Continued some oral anti-cancer drugs and certain drugs for hospice patients; bone mass measurements; glaucoma screening; services of practitioners such as clinical social workers, physician assistants, and nurse practitioners; cardiovascular screenings every five years to test cholesterol, lipid, and triglyceride levels to prevent a heart attack or stroke; vaccinations—shots for flu, pneumococcal pneumonia, hepatitis B; and smoking cessation counseling to stop smoking, if ordered by a doctor.
Medicare Part B requires the insured to pay a deductible in each calendar year. This deductible is calculated against the Medicare- approved amount, which can be different from the amount billed by the insured’s doctor or other medical provider. After the insured has met the requirements of the deductible, Medicare pays for 80 percent of the approved charges. The patient is responsible for the remaining 20 percent as a copayment. Additionally, the insured is responsible for an additional 15 percent that some physicians may charge. Certain preventive screening procedures (mammograms and Pap smears) and preventive inoculations (flu shots) are not subject to the Part B deductible and/or the 20 percent deductible
Part B does not cover the following: outpatient prescription drugs; (For this benefit, Part D Prescription Drug coverage must be purchased.) routine physical examinations; eye glasses (except for one pair of standard frames after cataract surgery); custodial care; dental care; dentures; routine foot care; hearing aids; and orthopedic shoe
Because of sharp increases in physicians’ charges for medical care in general and Medicare in particular, Congress passed the Physician’s Reform Act, which, by 1996, stated that Medicare approved physicians could not charge or expect payment for more than 115 percent of what Medicare determined was an allowable charge. Again, physician’s Medicare allowable charges are determined by zip code. The purpose obviously was to save Medicare money, but some physicians felt that this was unfair and that the act would result in limited patient loads and cost shifting.
Mechanics of Rates Each January 1, Medicare rates, deductibles, and coinsurance amounts change. Effective for 2008, the rates were: Part A deductible—$1,024 per benefit period; hospital coinsurance—$256 a day for days 61 to 90 in each benefit period; hospital coinsurance—$512 a day for days 91 to 150 for each lifetime reserve day; total of 60 lifetime reserve days—nonrenewable—stays the same; skilled nursing facility deductible—$128 per day for each benefit period (paid after the first 20 days of care). In 2008, the Part A Hospital Insurance premium was $423 per month for people who have fewer than 30 quarters of Medicare-covered employment.

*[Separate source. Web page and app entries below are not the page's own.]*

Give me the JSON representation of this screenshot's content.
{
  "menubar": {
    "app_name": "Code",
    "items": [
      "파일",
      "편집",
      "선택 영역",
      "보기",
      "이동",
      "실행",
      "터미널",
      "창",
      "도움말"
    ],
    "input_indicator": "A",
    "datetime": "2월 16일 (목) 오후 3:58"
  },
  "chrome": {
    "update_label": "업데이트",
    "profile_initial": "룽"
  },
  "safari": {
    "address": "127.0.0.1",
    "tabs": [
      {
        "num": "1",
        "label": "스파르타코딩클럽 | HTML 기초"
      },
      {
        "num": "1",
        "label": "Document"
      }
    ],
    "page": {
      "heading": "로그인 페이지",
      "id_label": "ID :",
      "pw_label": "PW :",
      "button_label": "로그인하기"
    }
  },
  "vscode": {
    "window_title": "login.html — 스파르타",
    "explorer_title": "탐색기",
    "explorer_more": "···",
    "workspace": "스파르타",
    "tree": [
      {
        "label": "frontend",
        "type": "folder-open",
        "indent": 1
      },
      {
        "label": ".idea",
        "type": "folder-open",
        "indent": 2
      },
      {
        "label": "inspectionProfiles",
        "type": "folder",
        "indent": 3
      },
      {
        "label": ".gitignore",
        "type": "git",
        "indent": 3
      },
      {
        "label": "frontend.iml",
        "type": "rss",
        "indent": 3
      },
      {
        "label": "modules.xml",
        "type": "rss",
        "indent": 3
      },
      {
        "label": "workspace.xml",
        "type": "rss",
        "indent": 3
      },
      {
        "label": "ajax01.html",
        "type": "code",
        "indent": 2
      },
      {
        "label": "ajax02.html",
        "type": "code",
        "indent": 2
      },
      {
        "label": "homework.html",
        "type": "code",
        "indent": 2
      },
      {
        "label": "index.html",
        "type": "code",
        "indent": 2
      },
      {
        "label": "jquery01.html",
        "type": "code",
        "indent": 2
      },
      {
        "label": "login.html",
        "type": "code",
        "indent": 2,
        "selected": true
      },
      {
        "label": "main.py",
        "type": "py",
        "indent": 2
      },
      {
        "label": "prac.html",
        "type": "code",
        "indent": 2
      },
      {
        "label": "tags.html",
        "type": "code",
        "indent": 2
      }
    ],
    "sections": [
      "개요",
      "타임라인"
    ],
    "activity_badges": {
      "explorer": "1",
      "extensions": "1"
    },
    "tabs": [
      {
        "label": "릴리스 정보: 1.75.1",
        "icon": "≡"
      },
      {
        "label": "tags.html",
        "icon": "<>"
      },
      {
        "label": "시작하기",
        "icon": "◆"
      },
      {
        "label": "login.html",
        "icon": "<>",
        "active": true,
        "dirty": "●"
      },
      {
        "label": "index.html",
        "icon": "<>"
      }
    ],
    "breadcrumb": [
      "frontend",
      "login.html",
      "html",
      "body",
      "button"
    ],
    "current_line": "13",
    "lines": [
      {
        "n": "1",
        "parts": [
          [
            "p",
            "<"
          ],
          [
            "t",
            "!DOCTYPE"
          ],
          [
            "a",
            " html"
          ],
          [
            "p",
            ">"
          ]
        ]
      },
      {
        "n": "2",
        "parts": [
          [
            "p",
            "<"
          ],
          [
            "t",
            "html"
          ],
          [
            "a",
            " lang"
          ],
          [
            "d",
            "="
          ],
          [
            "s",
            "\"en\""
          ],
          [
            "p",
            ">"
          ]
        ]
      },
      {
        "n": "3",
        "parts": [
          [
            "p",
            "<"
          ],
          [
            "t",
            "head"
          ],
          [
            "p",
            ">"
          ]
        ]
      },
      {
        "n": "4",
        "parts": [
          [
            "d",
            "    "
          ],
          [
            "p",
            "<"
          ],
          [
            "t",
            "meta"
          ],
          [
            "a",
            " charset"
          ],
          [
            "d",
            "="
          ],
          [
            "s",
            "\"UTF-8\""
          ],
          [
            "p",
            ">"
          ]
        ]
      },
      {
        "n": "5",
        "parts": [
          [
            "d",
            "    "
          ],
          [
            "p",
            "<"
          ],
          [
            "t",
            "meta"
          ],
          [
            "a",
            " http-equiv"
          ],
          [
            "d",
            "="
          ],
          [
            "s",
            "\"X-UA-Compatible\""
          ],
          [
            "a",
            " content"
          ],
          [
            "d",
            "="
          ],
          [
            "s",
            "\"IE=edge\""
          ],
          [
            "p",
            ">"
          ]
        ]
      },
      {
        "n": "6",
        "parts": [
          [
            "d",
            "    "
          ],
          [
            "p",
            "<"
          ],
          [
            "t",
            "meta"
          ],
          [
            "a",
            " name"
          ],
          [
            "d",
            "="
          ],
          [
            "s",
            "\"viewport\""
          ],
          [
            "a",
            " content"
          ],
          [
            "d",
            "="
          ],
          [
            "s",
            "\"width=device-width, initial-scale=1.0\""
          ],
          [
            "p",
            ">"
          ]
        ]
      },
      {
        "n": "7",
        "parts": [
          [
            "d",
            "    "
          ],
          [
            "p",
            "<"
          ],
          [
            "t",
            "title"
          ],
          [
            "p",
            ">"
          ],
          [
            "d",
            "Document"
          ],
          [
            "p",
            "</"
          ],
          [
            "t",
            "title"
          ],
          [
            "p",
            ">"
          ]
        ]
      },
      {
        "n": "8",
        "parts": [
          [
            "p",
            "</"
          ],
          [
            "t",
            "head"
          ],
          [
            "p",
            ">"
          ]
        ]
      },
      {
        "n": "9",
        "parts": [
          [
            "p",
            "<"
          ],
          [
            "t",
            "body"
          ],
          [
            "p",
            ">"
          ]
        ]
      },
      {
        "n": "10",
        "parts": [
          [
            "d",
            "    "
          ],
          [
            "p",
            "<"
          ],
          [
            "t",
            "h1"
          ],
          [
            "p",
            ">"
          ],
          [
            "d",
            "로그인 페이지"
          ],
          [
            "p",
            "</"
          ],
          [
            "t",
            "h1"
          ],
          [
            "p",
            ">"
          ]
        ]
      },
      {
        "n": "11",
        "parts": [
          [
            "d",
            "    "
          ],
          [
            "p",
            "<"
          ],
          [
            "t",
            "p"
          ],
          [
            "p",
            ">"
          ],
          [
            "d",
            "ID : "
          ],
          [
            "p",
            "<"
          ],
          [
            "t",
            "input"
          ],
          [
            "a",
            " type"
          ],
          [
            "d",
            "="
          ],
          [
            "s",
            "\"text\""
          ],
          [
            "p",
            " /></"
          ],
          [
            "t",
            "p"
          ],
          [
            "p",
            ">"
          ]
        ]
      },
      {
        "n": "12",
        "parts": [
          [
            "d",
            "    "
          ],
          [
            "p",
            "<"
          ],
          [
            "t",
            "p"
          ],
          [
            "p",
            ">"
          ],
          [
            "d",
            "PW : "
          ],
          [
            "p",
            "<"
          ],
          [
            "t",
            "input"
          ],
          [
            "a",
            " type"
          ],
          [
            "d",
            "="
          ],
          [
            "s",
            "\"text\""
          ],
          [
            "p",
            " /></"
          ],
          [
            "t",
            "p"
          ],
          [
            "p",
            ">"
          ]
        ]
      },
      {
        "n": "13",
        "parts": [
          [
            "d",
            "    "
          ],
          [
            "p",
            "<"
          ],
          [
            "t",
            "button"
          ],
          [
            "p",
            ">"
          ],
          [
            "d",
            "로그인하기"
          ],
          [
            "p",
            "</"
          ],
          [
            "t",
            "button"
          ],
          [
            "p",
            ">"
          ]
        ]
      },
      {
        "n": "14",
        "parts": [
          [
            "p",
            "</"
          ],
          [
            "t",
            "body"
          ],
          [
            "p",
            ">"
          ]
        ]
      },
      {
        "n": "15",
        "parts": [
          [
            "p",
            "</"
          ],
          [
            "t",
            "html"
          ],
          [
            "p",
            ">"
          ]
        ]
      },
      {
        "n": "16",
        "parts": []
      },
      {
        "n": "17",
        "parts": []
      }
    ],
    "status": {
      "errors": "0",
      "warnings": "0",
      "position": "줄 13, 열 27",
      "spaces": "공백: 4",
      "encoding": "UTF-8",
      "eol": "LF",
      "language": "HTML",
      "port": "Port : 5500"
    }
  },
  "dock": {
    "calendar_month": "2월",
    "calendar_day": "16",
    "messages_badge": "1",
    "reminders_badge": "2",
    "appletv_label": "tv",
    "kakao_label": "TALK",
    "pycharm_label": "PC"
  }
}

The Medicare Part B premium in 2008 was $96.40 per month for most beneficiaries, and up to $238.40 for individuals with incomes greater than $205,000. Medicare Part B premiums are deducted from the insured’s Social Security, Railroad Retirement, or civil service retirement benefits. If an insured does not receive any of these, Medicare will bill every three months for his or her Part B premium.